This has been a very exciting year so far for the Seminole High School Chemistry Club in Seminole, Florida. This is the third year of our school having an ACS ChemClub and we have performed very fun and interesting experiments this year. During our first meeting, we made boats out of cardboard and put a in soap solution to propel the boat forward. Continue reading “TONS of FUN in Seminole High School Chem Club!”
The Ottawa Township High School (OTHS) ChemClub, from Ottawa, IL, participated in the largest ever SciFest at Illinois Valley Community College (IVCC) held on Friday, April 29.
The Southern California ACS local section launched its inaugural Chem Bowl this year for local college students who are ACS affiliate members. The event was hosted at Pasadena City College on April 12, 2014. Coming up short one team of their goal they offered to let the ChemClub at Francisco Bravo Medical Magnet High School bring a team of current students and alumni to compete.
The ‘Hybrid’ team consisted of Bravo students C. Lim (team captain), K. Tat, and W. Fong, all rising seniors and two alumni members, A. Situ and Z. Markos, who are currently enrolled at UCLA. Both Situ and Markos had previously been semifinalists in the U.S. National Chemistry Olympiad. The team was coached by long time Bravo Science Teacher and ChemClub Sponsor Michael Morgan.
The Competition in the Lab
The competition started with a titration challenge. The team was tasked with determining the concentration of a weak acid with previously standardized NaOH. Proctors observed their technique and evaluated each team.
Teams then were challenged to build a voltaic cell from a collection of metals and judged on which one produced the highest potential.
The third challenge of the day was a “Chemical Obstacle Course” where students determined the intermediates in a multi-step organic synthesis and then had to run through a maze and bounce house to retrieve cards showing the compounds and deliver them via a pulley system over a water obstacle.
The final challenge involved interpreting both NMR and IR chemical spectra of organic compounds.

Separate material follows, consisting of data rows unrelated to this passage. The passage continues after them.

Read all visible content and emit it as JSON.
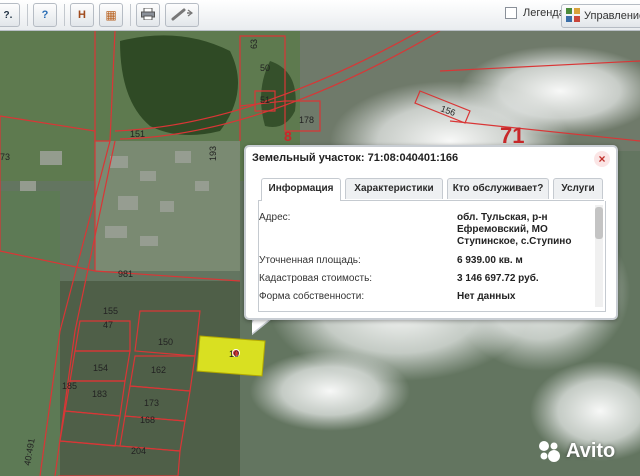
{
  "toolbar": {
    "buttons": [
      {
        "name": "identify-icon",
        "glyph": "?."
      },
      {
        "name": "map-info-icon",
        "glyph": "?"
      },
      {
        "name": "measure-icon",
        "glyph": "H"
      },
      {
        "name": "building-icon",
        "glyph": "▦"
      },
      {
        "name": "print-icon",
        "glyph": "🖶"
      },
      {
        "name": "link-icon",
        "glyph": "⛓"
      }
    ],
    "legend_label": "Легенда",
    "manage_label": "Управление картой"
  },
  "map": {
    "labels": [
      "63",
      "50",
      "51",
      "178",
      "8",
      "71",
      "156",
      "73",
      "151",
      "193",
      "981",
      "155",
      "47",
      "150",
      "154",
      "162",
      "185",
      "183",
      "173",
      "168",
      "204",
      "40:491",
      "10"
    ]
  },
  "popup": {
    "title": "Земельный участок: 71:08:040401:166",
    "close_glyph": "×",
    "tabs": [
      "Информация",
      "Характеристики",
      "Кто обслуживает?",
      "Услуги"
    ],
    "rows": [
      {
        "label": "Адрес:",
        "value_lines": [
          "обл. Тульская, р-н",
          "Ефремовский, МО",
          "Ступинское, с.Ступино"
        ]
      },
      {
        "label": "Уточненная площадь:",
        "value_lines": [
          "6 939.00 кв. м"
        ]
      },
      {
        "label": "Кадастровая стоимость:",
        "value_lines": [
          "3 146 697.72 руб."
        ]
      },
      {
        "label": "Форма собственности:",
        "value_lines": [
          "Нет данных"
        ]
      }
    ]
  },
  "watermark": "Avito",
  "colors": {
    "parcel_line": "#d93636",
    "selected_parcel": "#d9e021",
    "popup_border": "#c8cdd3"
  }
}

Chemistry Jeopardy Playoff Rounds
The three highest placing teams spent the afternoon in a fast-paced buzzer competition based on National Science Bowl and Ocean Bowl rules. Bravo finished the morning second overall behind the team from UCLA. In the buzzer competition Bravo took a commanding lead over their first challenger Cal Lutheran from Thousand Oaks, CA whose team included one of their former classmates. In the final round they faced the team from UCLA, which included several current classmates of both Markos and Situ.
Bravo finished the day with a commanding lead over UCLA and First Place overall. They were awarded a “Perpetual Trophy” (a 6 L Erlenmeyer Flask mounted on a wooden base) that they will hold for one year and their names will appear on the trophy for future generations to see.
When asked about his students competing against college students Coach Michael Morgan responded: “What did we have to lose? If we came in last, we lost to a room full of college kids. If we won anything, we beat a room full of college kids.”
One big environmental problem that seems a little distant from the Prince of Peace ChemClub in Clinton, Iowa, is a large “dead zone” in the Gulf of Mexico, near New Orleans. The American Chemical Society (ACS) Illinois–Iowa Local Section gave a $100 grant to purchase testing materials to test creek and storm-drain water samples from the Clinton watershed for nitrates and phosphates. We wanted to know if Clinton is contributing nitrates and phosphates to the Gulf of Mexico “dead zone.”
Why nitrates and phosphates?
In the coastal area where the dead zone is, high levels of nutritional nitrates and phosphates help algae over-grow. When the algae finally die, they settle and are decomposed by aerobic respiring bacteria. As a result, dissolved oxygen in the water gets used up, and there is not enough oxygen for fish—making it a dead zone.
Nitrates and phosphates get to the coast via the Mississippi River. Environmental Protection Agency testing has found that it’s the Upper Mississippi, above St. Louis, that contributes most of the nitrates and phosphates. These chemicals are routinely used to fertilize crops, especially nitrogen-greedy corn. Iowa.
What did we find?
The Prince of Peace ChemClub and all of the high school students collected water from creeks and run-off ditches all around Clinton to test on Earth Day. Nitrate was absent in drinking water, but detectable in waters running off into the river, ranging from 5 to 35 parts per million (ppm). All water samples, including drinking water, had 1 to 4 ppm phosphate. Test results showed that the Clinton area is adding nitrates and phosphates to the Mississippi River. Students used Google Earth to get the GPS coordinates of their water sample sites, so the data could be reported to the IOWATER online database. It was a great Earth Day, with some cool Chemistry.
Has your ChemClub tested local water? How do your results compare?